N SOFT, southern countries, snow is enough to close schools. In Sweden--a place that lives by the maxim that "There is no such thing as bad weather, just the wrong clothes"--fresh snow is a cue to send 18-month-olds into the playground, tottering around in snowsuits and bobble hats. It is an impressive sight at any time. But it is particularly striking in a Stockholm playground filled with Somali toddlers, squeaking as they queue for sledge-rides.
The playground belongs to Karin Danielsson, a headmistress in Tensta, a Stockholm suburb with a large immigrant population. Mrs Danielsson calls her municipal preschool "a school for democracy". In keeping with Swedish mores, even young children may choose which activities to join or where to play. All pupils' opinions are heard, but they are then taught that the group's wishes must also be heeded.
Swedes take preschool seriously. Though education is not compulsory until seven, more than 80% of two-year-olds are enrolled in preschool, and many begin earlier. Among European countries only Denmark has higher enrolment rates at that age.
wenty-nine students at the private Lab School in Northwest Washington were taken to hospitals Friday morning, most of them for precautionary reasons, after someone apparently discharged a canister of pepper spray in the campus' high school building, the D.C. fire department and a school spokesman said.
The incident occurred about 9:30 a.m. in a building that houses 147 high school students and other students in the fifth through eighth grades, school spokesman Edison Lee said. He said a separate building for children in the first through fourth grades was not affected.
The Lab School, in the 4700 block of River Road NW, specializes in educating youngsters with moderate to severe learning disabilities.

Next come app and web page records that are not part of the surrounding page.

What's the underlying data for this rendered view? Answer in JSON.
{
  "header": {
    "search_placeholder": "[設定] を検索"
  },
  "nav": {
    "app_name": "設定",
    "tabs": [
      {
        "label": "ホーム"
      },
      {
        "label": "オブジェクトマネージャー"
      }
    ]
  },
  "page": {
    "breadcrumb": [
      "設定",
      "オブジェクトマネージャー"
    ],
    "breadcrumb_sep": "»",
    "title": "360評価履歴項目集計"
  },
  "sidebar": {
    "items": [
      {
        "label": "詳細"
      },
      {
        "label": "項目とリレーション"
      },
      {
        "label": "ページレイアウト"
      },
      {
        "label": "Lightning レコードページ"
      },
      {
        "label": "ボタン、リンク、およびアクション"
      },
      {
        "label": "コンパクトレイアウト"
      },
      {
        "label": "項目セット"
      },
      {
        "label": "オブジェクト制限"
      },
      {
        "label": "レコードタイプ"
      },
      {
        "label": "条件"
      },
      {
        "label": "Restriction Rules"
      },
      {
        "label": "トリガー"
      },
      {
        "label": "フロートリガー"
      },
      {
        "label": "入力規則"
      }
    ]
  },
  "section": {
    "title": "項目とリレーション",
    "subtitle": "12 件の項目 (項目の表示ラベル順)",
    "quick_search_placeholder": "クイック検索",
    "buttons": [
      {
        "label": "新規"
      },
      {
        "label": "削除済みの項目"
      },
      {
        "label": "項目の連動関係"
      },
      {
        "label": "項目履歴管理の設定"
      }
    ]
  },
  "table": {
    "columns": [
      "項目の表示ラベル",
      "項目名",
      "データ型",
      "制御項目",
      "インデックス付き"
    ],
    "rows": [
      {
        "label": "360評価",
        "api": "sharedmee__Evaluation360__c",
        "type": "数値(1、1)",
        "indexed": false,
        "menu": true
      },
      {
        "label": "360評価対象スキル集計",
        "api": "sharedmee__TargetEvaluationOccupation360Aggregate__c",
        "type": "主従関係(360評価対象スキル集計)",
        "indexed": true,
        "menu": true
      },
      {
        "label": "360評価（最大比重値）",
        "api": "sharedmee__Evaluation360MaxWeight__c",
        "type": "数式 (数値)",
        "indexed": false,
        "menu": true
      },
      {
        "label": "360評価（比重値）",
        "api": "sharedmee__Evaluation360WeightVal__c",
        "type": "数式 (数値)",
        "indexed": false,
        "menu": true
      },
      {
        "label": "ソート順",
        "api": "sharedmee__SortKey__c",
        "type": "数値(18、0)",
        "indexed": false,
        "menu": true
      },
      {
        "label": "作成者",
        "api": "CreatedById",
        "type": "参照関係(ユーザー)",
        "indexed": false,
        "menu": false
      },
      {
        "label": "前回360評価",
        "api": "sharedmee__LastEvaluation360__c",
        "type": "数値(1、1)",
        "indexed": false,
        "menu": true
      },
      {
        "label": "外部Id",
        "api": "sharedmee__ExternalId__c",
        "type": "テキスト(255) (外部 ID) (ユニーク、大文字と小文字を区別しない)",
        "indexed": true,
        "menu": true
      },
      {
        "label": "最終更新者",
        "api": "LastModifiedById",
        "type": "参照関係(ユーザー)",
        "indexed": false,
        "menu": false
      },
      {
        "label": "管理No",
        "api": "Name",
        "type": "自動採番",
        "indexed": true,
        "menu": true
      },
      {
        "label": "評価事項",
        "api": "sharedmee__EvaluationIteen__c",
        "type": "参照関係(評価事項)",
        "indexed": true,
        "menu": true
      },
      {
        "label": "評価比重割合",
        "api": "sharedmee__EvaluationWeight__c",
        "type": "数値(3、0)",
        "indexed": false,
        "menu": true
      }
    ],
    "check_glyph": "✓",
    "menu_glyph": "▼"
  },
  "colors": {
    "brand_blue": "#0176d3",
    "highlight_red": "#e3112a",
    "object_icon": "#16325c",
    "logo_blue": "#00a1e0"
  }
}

Edison and fire department spokesman Pete Piringer said school officials called for help after someone apparently discharged the pepper spray in a classroom on the second floor, where high school students attend classes. All the youngsters who were taken to hospitals are high school students. The younger students in the high school building attend classes on lower floors.